It is almost fall as I write this, and the days are getting shorter. We’ve even had a few frost alerts, which thankfully did not transpire. It does have me starting to put away the summer items though, slowing the irrigation system, and harvesting like a crazy person. We are on a short leash when it comes to the warm weather, and it is time to consider saving some of my favorite plants.
Old sheets and drop cloths stand at the ready. The fountain has been drained and covered. The kitchen is filled with the hum of the dehydrator. The food sealer is hot with effort. It must mean it is the end of the growing season, or is it? There are some winter food plants that can keep feeding your family when grown indoors, while some of the plants outside can be brought into the warmth of the home.
Using Grow Lights
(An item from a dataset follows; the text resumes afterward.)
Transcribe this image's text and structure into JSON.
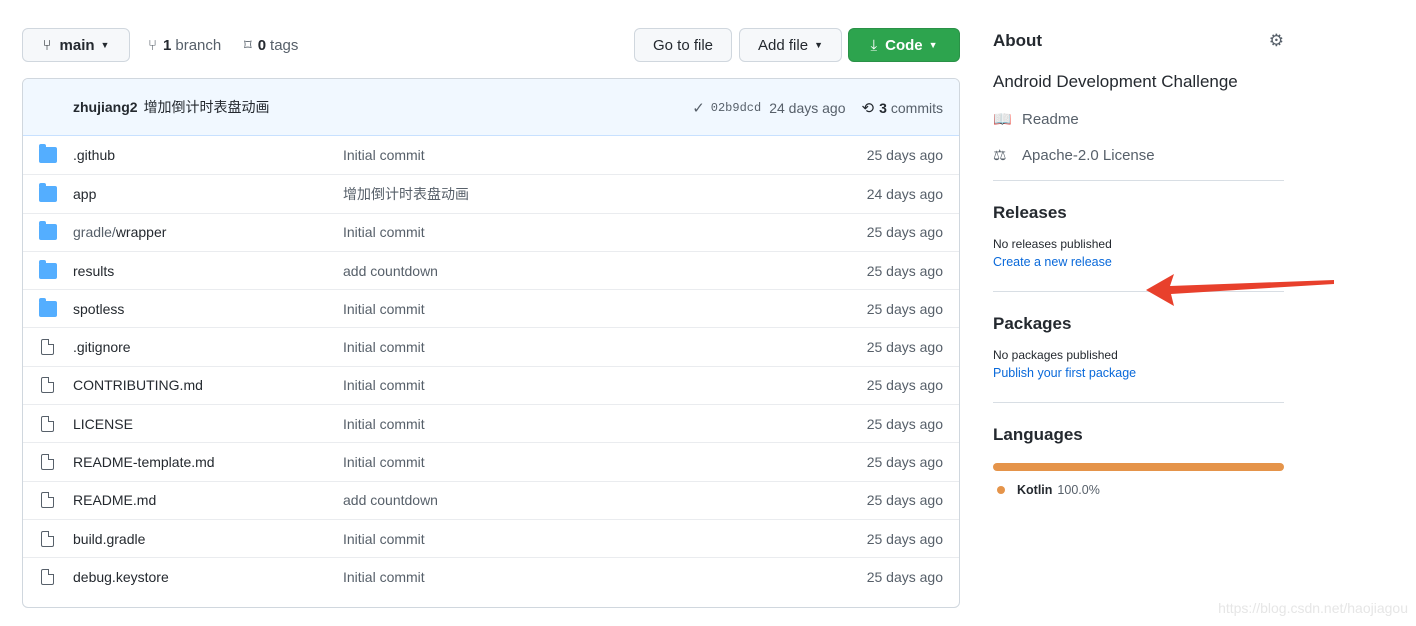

I like to keep a basil plant inside, so I already have one lounging under the plant lights. It seems to have adjusted nicely and is already sending out new leaves to flavor and scent my dishes. In fact, I will have to keep an eye on it, lest it flowers and stops leaf production. Next to it is a miniature pomegranate plant, which spent spring and summer outside but is already indoors due to cool night temperatures. The Meyer lemon has also been brought inside and is doing nicely under its LED grow lights.
I love to have some winter food plants growing indoors to add a fresh touch to meals. This wouldn’t be possible without plant lights. I have an indoor, five-level greenhouse with LED grow lights on each level. In it, I have some lettuces I just started, a few herbs, and plant things like radishes to zing up winter salads. When late winter comes, I am growing in my little greenhouse, the first springtime treats.
LED Grow Lights
It used to be fluorescent lights were the grow light of choice, but today’s LEDs are more efficient, put out more light, use less energy, and don’t put out a lot of heat. They come on stands with casters, so they are easy to move. You can get them in an attractive lamp, on tape, and many other types of fixtures. If you want to go basic, you can just replace the bulb in any light fixture you have with an LED grow bulb. LED lights have the best color spectrum for any kind of plant growth. With an LED set up you will get adequate violet-blue light for foliar production, combined with enough red for flowers and fruit.
Using LED grow lights is the best way to extend my growing season and food production. Without the lights, I don’t have enough natural interior light to keep many of my plants happy, let alone produce any fruit. My current system should allow me to get some citrus in late winter and keep my fresh seasonings happy. It will all serve nicely to keep me passive and content, until the big warm up of spring.